St. Louis Business Journal Op-Ed from March 7, 2022
Michael P. McMillan, President & CEO, The Urban League of Metropolitan St. Louis, Inc.
For too many in our community – and throughout the state – public transportation is the sole means by which they can get where they need to go. In rural Missouri where access to healthcare continues to be challenging, public transportation is an absolute necessity and without it, we will continue to see health inequities grow. In the urban core, thousands of St. Louisans rely on public transportation every day to get to work, school, the grocery store, doctor appointments and more.

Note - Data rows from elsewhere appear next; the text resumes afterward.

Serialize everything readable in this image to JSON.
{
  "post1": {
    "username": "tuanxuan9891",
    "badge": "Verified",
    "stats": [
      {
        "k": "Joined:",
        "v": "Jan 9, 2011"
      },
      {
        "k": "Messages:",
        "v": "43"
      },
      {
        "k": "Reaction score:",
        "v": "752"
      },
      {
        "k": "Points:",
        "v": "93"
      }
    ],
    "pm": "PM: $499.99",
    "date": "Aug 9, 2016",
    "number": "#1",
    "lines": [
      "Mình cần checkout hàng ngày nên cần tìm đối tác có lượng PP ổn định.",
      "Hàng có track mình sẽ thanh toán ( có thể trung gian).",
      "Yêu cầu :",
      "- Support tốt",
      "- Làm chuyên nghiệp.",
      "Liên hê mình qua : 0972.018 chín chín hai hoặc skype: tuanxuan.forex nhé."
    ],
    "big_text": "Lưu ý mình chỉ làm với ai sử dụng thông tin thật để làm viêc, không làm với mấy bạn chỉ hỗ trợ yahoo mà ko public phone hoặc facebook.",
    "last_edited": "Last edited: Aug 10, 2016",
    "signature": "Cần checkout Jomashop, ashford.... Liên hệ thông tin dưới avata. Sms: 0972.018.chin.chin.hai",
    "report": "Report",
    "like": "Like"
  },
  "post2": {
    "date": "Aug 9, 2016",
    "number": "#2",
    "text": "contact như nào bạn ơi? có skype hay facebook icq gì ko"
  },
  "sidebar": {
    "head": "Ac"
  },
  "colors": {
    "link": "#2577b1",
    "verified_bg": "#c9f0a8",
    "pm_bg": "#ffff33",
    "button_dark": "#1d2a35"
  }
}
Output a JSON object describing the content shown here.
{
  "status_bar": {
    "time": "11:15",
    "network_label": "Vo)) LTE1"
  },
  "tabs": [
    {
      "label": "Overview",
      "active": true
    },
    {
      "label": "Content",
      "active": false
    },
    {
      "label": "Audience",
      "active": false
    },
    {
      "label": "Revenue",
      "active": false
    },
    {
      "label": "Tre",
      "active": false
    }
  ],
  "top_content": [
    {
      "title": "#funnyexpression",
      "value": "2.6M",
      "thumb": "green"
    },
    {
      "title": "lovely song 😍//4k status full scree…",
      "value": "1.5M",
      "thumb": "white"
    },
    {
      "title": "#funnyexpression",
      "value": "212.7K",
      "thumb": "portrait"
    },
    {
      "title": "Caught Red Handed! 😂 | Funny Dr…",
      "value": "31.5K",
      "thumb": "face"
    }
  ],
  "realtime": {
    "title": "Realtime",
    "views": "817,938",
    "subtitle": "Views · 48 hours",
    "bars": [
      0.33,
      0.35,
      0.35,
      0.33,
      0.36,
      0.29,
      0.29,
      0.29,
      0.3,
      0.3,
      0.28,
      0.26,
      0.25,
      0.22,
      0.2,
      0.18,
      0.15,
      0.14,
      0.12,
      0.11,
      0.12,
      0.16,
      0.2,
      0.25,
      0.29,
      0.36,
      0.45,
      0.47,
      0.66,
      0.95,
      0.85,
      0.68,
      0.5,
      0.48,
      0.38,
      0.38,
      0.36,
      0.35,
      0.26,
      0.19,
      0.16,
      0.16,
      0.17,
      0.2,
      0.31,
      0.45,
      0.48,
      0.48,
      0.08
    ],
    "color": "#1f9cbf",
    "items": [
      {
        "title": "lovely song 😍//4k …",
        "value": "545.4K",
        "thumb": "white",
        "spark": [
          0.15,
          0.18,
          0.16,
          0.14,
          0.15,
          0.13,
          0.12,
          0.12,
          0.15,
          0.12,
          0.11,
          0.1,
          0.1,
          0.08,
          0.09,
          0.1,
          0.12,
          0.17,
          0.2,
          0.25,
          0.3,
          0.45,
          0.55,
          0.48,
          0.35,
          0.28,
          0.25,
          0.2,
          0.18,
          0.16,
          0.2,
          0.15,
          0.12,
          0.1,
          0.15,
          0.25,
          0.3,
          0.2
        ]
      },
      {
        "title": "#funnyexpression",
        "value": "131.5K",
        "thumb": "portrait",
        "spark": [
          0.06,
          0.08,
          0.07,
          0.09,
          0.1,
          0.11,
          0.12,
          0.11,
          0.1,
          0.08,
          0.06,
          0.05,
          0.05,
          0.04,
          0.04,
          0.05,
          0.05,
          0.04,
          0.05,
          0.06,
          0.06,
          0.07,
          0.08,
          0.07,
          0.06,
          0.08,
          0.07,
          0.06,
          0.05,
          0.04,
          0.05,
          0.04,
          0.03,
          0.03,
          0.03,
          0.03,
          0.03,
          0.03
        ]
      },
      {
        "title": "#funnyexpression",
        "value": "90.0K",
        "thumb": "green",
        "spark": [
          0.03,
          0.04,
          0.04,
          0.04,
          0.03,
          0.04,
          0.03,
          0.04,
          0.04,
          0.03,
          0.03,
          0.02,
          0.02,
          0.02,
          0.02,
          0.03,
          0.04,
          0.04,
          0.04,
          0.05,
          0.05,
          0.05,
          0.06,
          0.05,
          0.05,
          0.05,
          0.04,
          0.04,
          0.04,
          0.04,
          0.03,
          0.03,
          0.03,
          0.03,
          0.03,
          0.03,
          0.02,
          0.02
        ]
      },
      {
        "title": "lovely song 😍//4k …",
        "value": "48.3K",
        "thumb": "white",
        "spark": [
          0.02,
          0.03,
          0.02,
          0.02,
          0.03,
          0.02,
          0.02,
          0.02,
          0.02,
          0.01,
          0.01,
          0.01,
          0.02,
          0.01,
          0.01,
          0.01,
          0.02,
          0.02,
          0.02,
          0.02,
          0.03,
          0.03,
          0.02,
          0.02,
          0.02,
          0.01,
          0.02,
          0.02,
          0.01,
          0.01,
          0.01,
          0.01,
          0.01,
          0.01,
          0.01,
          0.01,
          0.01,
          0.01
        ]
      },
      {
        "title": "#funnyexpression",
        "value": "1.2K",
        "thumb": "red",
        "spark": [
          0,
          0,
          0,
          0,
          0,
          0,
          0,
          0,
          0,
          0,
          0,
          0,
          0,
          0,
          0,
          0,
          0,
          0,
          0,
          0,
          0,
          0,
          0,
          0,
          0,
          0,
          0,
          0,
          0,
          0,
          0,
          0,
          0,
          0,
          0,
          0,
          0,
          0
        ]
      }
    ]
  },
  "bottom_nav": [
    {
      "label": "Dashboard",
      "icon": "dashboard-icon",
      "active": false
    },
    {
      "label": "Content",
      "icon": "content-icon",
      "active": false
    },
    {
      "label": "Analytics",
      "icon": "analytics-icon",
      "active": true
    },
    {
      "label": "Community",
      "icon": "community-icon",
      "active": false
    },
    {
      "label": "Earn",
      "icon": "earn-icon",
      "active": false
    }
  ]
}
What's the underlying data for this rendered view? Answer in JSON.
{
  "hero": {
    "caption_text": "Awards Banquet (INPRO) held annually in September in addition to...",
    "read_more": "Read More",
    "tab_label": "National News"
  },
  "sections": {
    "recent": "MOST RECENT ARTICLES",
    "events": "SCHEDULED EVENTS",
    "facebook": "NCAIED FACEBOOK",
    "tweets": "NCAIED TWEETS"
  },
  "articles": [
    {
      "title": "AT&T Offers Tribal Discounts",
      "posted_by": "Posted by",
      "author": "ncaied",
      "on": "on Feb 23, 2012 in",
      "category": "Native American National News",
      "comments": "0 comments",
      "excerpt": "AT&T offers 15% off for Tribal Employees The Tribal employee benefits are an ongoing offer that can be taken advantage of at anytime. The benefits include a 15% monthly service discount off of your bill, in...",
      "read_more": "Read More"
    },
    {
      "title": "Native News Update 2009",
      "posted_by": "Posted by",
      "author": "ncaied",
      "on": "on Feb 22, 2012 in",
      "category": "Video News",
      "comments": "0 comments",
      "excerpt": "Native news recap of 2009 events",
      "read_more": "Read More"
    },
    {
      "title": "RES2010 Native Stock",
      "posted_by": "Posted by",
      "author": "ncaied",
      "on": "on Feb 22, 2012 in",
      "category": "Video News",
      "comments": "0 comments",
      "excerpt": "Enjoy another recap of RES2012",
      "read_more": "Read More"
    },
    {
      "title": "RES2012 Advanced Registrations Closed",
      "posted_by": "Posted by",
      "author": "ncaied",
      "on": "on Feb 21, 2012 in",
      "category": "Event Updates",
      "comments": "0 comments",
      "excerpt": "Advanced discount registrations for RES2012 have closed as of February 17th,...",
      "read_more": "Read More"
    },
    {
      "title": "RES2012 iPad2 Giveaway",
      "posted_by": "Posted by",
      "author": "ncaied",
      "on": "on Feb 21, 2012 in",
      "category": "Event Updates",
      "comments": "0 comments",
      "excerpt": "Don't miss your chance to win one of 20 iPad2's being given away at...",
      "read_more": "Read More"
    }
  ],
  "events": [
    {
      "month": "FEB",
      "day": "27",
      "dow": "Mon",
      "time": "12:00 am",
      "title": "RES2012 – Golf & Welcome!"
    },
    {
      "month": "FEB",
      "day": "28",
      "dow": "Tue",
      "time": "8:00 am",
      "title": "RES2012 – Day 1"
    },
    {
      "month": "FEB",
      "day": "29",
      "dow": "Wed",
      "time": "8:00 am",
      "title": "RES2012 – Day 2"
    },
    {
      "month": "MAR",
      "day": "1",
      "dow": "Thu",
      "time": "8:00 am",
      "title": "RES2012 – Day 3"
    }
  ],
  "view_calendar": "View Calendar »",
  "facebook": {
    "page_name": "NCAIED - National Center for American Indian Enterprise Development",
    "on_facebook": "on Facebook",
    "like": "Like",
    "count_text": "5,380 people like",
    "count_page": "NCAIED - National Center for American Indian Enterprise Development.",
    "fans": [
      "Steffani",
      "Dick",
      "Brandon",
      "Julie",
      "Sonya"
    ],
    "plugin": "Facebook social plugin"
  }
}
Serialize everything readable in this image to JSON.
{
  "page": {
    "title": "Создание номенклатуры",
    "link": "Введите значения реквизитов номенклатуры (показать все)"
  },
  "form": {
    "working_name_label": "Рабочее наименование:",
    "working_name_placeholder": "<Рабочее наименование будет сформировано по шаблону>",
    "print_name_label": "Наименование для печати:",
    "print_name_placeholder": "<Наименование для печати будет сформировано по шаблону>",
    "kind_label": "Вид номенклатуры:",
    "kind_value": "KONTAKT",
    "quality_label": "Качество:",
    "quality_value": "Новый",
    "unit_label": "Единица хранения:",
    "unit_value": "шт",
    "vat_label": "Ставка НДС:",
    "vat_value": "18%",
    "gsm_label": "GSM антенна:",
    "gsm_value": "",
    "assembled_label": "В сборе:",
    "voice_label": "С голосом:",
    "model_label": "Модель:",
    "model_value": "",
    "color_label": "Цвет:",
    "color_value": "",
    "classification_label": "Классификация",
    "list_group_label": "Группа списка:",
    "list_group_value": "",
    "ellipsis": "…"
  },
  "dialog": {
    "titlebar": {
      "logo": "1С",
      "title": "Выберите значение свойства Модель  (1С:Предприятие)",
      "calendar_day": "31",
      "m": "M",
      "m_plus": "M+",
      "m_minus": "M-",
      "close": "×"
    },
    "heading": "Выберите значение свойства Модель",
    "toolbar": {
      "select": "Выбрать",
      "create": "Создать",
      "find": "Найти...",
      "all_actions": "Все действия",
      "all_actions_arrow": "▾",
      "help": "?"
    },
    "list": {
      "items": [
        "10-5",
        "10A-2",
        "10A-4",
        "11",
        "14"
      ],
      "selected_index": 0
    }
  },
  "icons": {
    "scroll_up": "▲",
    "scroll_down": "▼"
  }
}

This truth is underscored by a new report released by the Alliance for a Just Society, the Labor Network for Sustainability and TransitCenter, stating that black and brown people across the country are more likely to count on public transit as their primary transportation option and are more likely to use public transportation to get to work.
As President and CEO of the Urban League, I see the toll that lack of access to reliable public transportation has on the families we serve. Missed doctor’s appointments, sporadic mental wellness visits, long rides just to get to a grocery store. Residents of North City and North County who rely on transit for job access, have in many cases a 2-plus hour, multi-transfer, one-way trip to work. We must advocate for more public transportation options, not fewer.
The 2018 Northside-Southside Corridor Alternative Analysis determined that light rail was the locally preferred alternative in that corridor and the current study will be examining new technological options for light rail possibilities in St. Louis City and St. Louis County. Greater access to public transit translates to greater accessibility for residents, resulting in resiliency, economics, equality, improved health and environmental outcomes, and the ability to attract and retain business. Investments in public transit contribute to economic opportunity for all working people.
In fact, The Forward through Ferguson Report also identified light rail expansion as one strategy to foster this economic opportunity and to improve equity in the region.
North St. Louis County has been disinvested in for decades and a large-scale, public works investment like MetroLink would go a long way in jumpstarting development, jobs and increased accessibility for the area. Light rail is a proven catalyst for development. We can see the impact of public transit in the central corridor – areas like the Central West End and Midtown St. Louis are booming with the help of MetroLink. Plus, millions in investments are underway next to the Forest Park-DeBaliviere Transit Center. Yet, not everybody is celebrating that success.
We must invest in robust public transit if we want to build an economically resilient and racially equitable region. And now is the time. The availability of federal funding through the $1.2 trillion Infrastructure Investment and Jobs Act, which provides $91 billion in funding for transit, presents a unique opportunity that didn’t exist previously. Now is the time to seize the opportunity.